What the task requires:
Could you give the entries back exactly as they stand, minus any pictures?

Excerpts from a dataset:
--- START ---

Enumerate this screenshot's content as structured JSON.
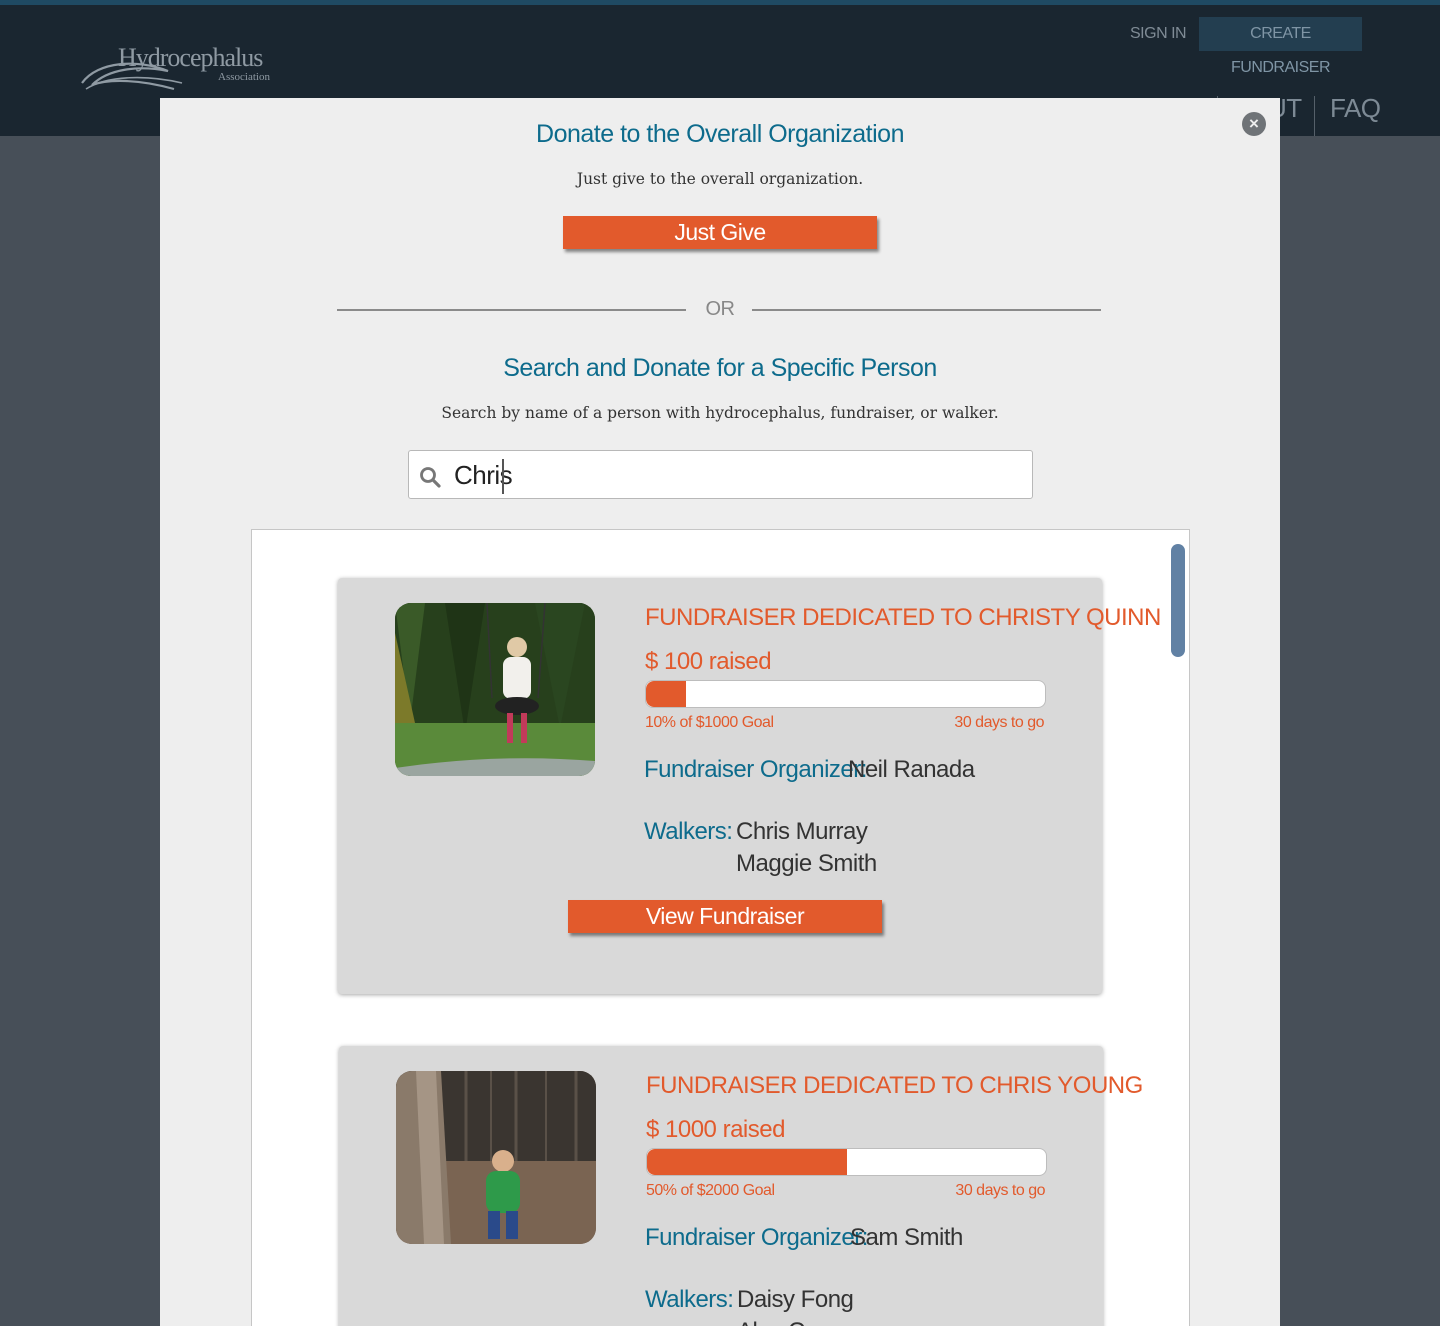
{
  "header": {
    "logo": {
      "name": "Hydrocephalus",
      "sub": "Association"
    },
    "sign_in": "SIGN IN",
    "create_fundraiser": "CREATE FUNDRAISER",
    "nav": {
      "about_partial": "UT",
      "faq": "FAQ"
    }
  },
  "modal": {
    "overall": {
      "title": "Donate to the Overall Organization",
      "subtitle": "Just give to the overall organization.",
      "button": "Just Give"
    },
    "divider": "OR",
    "specific": {
      "title": "Search and Donate for a Specific Person",
      "subtitle": "Search by name of a person with hydrocephalus, fundraiser, or walker."
    },
    "search": {
      "value": "Chris",
      "icon": "search-icon"
    },
    "close_icon": "close-icon"
  },
  "results": [
    {
      "title": "FUNDRAISER DEDICATED TO CHRISTY QUINN",
      "raised": "$ 100 raised",
      "progress": 0.1,
      "goal_text": "10% of $1000 Goal",
      "days_text": "30 days to go",
      "organizer_label": "Fundraiser Organizer:",
      "organizer": "Neil Ranada",
      "walkers_label": "Walkers:",
      "walkers": [
        "Chris Murray",
        "Maggie Smith"
      ],
      "button": "View Fundraiser"
    },
    {
      "title": "FUNDRAISER DEDICATED TO CHRIS YOUNG",
      "raised": "$ 1000 raised",
      "progress": 0.5,
      "goal_text": "50% of $2000 Goal",
      "days_text": "30 days to go",
      "organizer_label": "Fundraiser Organizer:",
      "organizer": "Sam Smith",
      "walkers_label": "Walkers:",
      "walkers": [
        "Daisy Fong",
        "Alex C"
      ]
    }
  ],
  "colors": {
    "accent_orange": "#e25a2c",
    "title_teal": "#0d6b8c",
    "header_dark": "#1a2630",
    "scrollbar": "#6181a4"
  }
}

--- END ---

Written solution:
Enumerate this screenshot's content as structured JSON.
{
  "header": {
    "logo": {
      "name": "Hydrocephalus",
      "sub": "Association"
    },
    "sign_in": "SIGN IN",
    "create_fundraiser": "CREATE FUNDRAISER",
    "nav": {
      "about_partial": "UT",
      "faq": "FAQ"
    }
  },
  "modal": {
    "overall": {
      "title": "Donate to the Overall Organization",
      "subtitle": "Just give to the overall organization.",
      "button": "Just Give"
    },
    "divider": "OR",
    "specific": {
      "title": "Search and Donate for a Specific Person",
      "subtitle": "Search by name of a person with hydrocephalus, fundraiser, or walker."
    },
    "search": {
      "value": "Chris",
      "icon": "search-icon"
    },
    "close_icon": "close-icon"
  },
  "results": [
    {
      "title": "FUNDRAISER DEDICATED TO CHRISTY QUINN",
      "raised": "$ 100 raised",
      "progress": 0.1,
      "goal_text": "10% of $1000 Goal",
      "days_text": "30 days to go",
      "organizer_label": "Fundraiser Organizer:",
      "organizer": "Neil Ranada",
      "walkers_label": "Walkers:",
      "walkers": [
        "Chris Murray",
        "Maggie Smith"
      ],
      "button": "View Fundraiser"
    },
    {
      "title": "FUNDRAISER DEDICATED TO CHRIS YOUNG",
      "raised": "$ 1000 raised",
      "progress": 0.5,
      "goal_text": "50% of $2000 Goal",
      "days_text": "30 days to go",
      "organizer_label": "Fundraiser Organizer:",
      "organizer": "Sam Smith",
      "walkers_label": "Walkers:",
      "walkers": [
        "Daisy Fong",
        "Alex C"
      ]
    }
  ],
  "colors": {
    "accent_orange": "#e25a2c",
    "title_teal": "#0d6b8c",
    "header_dark": "#1a2630",
    "scrollbar": "#6181a4"
  }
}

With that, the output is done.